• **Record extracts**
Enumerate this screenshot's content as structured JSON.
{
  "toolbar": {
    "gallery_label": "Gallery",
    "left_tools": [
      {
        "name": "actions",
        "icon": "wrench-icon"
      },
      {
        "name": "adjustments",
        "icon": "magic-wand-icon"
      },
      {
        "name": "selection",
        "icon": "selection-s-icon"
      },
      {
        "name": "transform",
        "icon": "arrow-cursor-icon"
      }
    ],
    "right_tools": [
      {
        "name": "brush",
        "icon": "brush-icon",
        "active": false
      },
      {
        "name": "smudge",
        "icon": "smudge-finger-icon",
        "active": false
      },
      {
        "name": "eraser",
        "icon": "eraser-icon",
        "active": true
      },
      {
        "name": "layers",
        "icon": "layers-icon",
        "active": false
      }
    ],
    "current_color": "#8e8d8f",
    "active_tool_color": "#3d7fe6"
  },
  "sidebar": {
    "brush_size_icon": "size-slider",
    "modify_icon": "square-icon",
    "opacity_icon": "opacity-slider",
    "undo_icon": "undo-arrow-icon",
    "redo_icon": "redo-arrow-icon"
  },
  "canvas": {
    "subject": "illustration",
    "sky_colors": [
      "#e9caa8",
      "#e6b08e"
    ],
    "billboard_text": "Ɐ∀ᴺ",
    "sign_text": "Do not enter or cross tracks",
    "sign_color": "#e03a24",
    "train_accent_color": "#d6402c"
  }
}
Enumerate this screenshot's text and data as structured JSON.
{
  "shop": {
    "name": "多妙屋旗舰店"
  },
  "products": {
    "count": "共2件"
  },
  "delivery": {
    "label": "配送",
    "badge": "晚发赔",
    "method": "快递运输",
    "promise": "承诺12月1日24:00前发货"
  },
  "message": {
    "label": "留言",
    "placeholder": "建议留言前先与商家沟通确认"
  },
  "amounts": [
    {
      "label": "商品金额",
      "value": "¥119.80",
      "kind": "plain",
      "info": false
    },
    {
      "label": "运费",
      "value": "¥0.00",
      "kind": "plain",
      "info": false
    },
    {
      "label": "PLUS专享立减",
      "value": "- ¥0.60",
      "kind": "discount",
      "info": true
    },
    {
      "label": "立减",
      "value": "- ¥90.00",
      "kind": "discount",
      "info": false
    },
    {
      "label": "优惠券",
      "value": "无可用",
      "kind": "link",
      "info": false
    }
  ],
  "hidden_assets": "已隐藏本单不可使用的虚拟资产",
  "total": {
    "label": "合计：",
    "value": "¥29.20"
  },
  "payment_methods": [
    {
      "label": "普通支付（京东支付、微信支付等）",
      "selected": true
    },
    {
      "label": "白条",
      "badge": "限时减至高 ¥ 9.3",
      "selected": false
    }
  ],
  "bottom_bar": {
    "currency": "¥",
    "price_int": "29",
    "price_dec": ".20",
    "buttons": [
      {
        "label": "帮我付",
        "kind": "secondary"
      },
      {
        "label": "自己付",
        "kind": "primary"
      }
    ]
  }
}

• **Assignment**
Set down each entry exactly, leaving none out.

• **Response box**
Enumerate this screenshot's content as structured JSON.
{
  "toolbar": {
    "gallery_label": "Gallery",
    "left_tools": [
      {
        "name": "actions",
        "icon": "wrench-icon"
      },
      {
        "name": "adjustments",
        "icon": "magic-wand-icon"
      },
      {
        "name": "selection",
        "icon": "selection-s-icon"
      },
      {
        "name": "transform",
        "icon": "arrow-cursor-icon"
      }
    ],
    "right_tools": [
      {
        "name": "brush",
        "icon": "brush-icon",
        "active": false
      },
      {
        "name": "smudge",
        "icon": "smudge-finger-icon",
        "active": false
      },
      {
        "name": "eraser",
        "icon": "eraser-icon",
        "active": true
      },
      {
        "name": "layers",
        "icon": "layers-icon",
        "active": false
      }
    ],
    "current_color": "#8e8d8f",
    "active_tool_color": "#3d7fe6"
  },
  "sidebar": {
    "brush_size_icon": "size-slider",
    "modify_icon": "square-icon",
    "opacity_icon": "opacity-slider",
    "undo_icon": "undo-arrow-icon",
    "redo_icon": "redo-arrow-icon"
  },
  "canvas": {
    "subject": "illustration",
    "sky_colors": [
      "#e9caa8",
      "#e6b08e"
    ],
    "billboard_text": "Ɐ∀ᴺ",
    "sign_text": "Do not enter or cross tracks",
    "sign_color": "#e03a24",
    "train_accent_color": "#d6402c"
  }
}
Enumerate this screenshot's text and data as structured JSON.
{
  "shop": {
    "name": "多妙屋旗舰店"
  },
  "products": {
    "count": "共2件"
  },
  "delivery": {
    "label": "配送",
    "badge": "晚发赔",
    "method": "快递运输",
    "promise": "承诺12月1日24:00前发货"
  },
  "message": {
    "label": "留言",
    "placeholder": "建议留言前先与商家沟通确认"
  },
  "amounts": [
    {
      "label": "商品金额",
      "value": "¥119.80",
      "kind": "plain",
      "info": false
    },
    {
      "label": "运费",
      "value": "¥0.00",
      "kind": "plain",
      "info": false
    },
    {
      "label": "PLUS专享立减",
      "value": "- ¥0.60",
      "kind": "discount",
      "info": true
    },
    {
      "label": "立减",
      "value": "- ¥90.00",
      "kind": "discount",
      "info": false
    },
    {
      "label": "优惠券",
      "value": "无可用",
      "kind": "link",
      "info": false
    }
  ],
  "hidden_assets": "已隐藏本单不可使用的虚拟资产",
  "total": {
    "label": "合计：",
    "value": "¥29.20"
  },
  "payment_methods": [
    {
      "label": "普通支付（京东支付、微信支付等）",
      "selected": true
    },
    {
      "label": "白条",
      "badge": "限时减至高 ¥ 9.3",
      "selected": false
    }
  ],
  "bottom_bar": {
    "currency": "¥",
    "price_int": "29",
    "price_dec": ".20",
    "buttons": [
      {
        "label": "帮我付",
        "kind": "secondary"
      },
      {
        "label": "自己付",
        "kind": "primary"
      }
    ]
  }
}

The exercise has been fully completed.